Newfoundland breeder Lynn Anderson-Powell, whose kennel Threeponds is co-owned by her husband William Powell, has all of the qualities in a breeder that I look for.
I met Lynn on the final day of the Westminster Kennel Club Dog Show, late in the afternoon at Pier 94 as the Best in Breed judging was wrapping up. I was drawn to her dog, “Harry,” a two-year-old black and white Newfoundland known as a “landseer.”
Finding a great breeder is no exact science, but I struck gold with my first field lab, Maggie, when I found Stoneridge (Katie Griffiths) and again with Nellie when I found Duckdawgs (Libby Milroy). I frequently get asked for breeder advice. Lynn is endlessly talkative, confident, and smart. A human encyclopedia about her breed, and not ashamed to brag about everything she’s accomplished, we easily could have conversed for the remainder of the afternoon. She’s approachable, warm, and professional.
We met Newfoundland breeder Lynn Anderson-Powell and two year-old “Harry” (full name “That’s Some Bad Hat Harriet”), a black and white landseer from Anderson’s kennel, Threeponds in Amsterdam, NY. Anderson says she’s attended the Westminster show “probably 25 times” won Best in Breed “multiple times” with landseers and blacks.
“My dad is from Newfoundland…I grew up listening to him tell me how his parents had Newfoundlands…I always wanted one,” she told The Canine Review.
It wasn’t until Anderson was 35 when she got her first “Newf.”

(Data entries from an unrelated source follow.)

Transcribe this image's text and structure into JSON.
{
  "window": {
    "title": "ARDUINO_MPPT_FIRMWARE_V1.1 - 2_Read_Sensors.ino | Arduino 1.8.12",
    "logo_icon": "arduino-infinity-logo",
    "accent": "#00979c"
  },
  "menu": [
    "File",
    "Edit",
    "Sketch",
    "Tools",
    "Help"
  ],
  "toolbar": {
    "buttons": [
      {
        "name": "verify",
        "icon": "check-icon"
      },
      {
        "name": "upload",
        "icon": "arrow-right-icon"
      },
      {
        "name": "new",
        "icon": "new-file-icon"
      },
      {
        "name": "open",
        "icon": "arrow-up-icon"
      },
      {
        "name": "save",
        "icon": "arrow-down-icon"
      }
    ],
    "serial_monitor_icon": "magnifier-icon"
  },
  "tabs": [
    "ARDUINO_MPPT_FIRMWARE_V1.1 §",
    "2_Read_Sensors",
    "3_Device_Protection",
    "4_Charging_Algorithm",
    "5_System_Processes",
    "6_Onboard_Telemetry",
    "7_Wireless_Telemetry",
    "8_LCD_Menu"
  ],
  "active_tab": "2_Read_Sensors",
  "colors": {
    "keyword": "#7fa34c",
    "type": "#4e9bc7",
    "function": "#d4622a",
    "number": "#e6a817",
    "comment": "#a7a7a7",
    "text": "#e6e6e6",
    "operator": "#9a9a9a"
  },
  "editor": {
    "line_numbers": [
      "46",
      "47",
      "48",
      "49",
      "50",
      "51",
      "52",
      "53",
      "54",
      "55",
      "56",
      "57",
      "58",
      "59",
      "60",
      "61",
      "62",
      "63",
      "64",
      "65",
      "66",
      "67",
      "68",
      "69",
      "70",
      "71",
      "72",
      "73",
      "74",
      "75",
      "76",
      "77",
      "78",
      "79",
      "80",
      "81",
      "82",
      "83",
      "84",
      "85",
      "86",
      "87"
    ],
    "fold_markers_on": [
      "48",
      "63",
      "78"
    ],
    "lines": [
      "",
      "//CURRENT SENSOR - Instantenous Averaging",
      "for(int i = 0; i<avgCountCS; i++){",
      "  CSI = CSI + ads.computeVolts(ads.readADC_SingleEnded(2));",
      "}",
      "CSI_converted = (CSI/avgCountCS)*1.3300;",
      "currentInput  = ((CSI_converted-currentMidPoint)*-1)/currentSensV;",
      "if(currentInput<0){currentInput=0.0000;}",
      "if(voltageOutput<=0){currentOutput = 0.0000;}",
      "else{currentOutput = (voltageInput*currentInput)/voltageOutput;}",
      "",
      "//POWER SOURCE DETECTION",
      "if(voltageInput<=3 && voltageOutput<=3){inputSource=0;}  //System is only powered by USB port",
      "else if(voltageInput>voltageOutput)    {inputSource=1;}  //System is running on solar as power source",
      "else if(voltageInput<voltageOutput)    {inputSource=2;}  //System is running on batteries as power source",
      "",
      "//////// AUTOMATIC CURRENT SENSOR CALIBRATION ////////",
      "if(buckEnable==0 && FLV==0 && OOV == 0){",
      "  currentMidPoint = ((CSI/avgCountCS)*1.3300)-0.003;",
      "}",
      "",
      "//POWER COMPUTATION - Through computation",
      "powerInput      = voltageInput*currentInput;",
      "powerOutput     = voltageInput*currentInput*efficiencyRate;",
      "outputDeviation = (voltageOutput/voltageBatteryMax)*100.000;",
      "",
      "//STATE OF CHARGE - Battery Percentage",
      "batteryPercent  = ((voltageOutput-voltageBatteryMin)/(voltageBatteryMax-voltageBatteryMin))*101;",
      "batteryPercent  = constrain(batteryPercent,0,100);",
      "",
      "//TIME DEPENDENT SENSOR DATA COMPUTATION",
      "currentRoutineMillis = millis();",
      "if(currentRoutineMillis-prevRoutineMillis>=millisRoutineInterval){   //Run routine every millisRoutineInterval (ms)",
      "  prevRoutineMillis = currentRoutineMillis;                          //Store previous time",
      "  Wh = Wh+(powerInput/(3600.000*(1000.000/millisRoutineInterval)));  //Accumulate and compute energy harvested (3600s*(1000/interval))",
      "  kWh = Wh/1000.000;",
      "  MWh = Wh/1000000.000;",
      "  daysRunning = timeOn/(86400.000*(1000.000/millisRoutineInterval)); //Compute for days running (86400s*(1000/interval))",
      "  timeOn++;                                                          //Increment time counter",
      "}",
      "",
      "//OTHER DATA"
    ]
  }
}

Asked how she got started in breeding Newfs, Anderson said, “I had bred horses, shown horses, had my own farm,” Anderson continued. “Horses are very expensive, I was working full-time and I got to the point where I really couldn’t do both. So I cut back on the horses and at the same time, I had a Newf. And the Newf I got, the guy said, well, we’d really like to have him shown. And eventually we’d like to breed him..So that started the whole thing…I was always into animals and animal husbandry and horses taught me how to evaluate pedigrees and how important what the parents and grandparents were and did. So, it just kind of fell in place.”
When I asked Lynn how she would feel about someone living in a New York City apartment approaching her about a puppy, she responded with what I thought was uniquely unpretentious answer. She described a scenario in which she had sold a puppy to a trucker who spends the majority of his time driving his truck and wanted a dog to keep him company. It was a small space, yet because of his lifestyle, he could offer the dog his time. The dog would be able to be with him and, for exercise, they could pull over and run through open fields. “It just depends on the lifestyle,” she said.